The study projected a wide range of potential long-term imbalances between supply and demand by 2060, with a median figure of 3.2 million acre-feet. The study noted that the amount of water available and the changes in demand during the next 50 years are “highly uncertain” and that the potential impacts of future climate change and variability “further contribute to these uncertainties.”
In 2018, the Colorado River Basin Ten Tribes Partnership Tribal Water Study was released. That study described how tribes use their water, how future water development could occur and the potential effects of future tribal water development on the Colorado River system. The study identified challenges related to the use of tribal water and explored opportunities that provide a wide range of benefits to both Partnership Tribes and other water users.
Another 2018 study, the U.S. Global Change Research Program’s Fourth National Climate Assessment, concluded that Earth’s climate is changing rapidly compared to the pace of natural variations that have occurred throughout its history, with greenhouse gas emissions largely the cause.

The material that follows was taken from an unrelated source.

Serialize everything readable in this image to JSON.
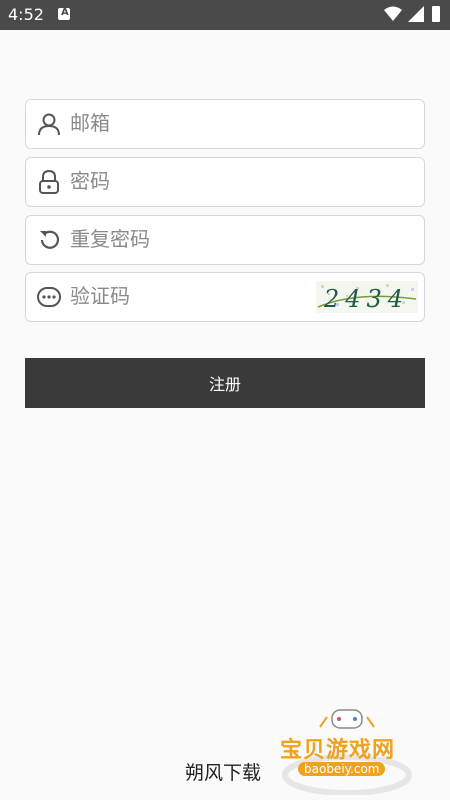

Much of what the assessment expects to happen in the Colorado River Basin depends on several variables, including changes in water demand and the rate of greenhouse gas emissions. According to the assessment, under certain scenarios, higher temperatures would cause more frequent and severe droughts in the Southwest, including megadroughts — dry periods lasting 20 years or longer.
Projected substantial reductions in snowpack and increased rain, earlier runoff and warmer late-season stream temperatures combined with an increasing population in Southern California, which imports most of its water, would increase the probability of future water shortages, according to the assessment.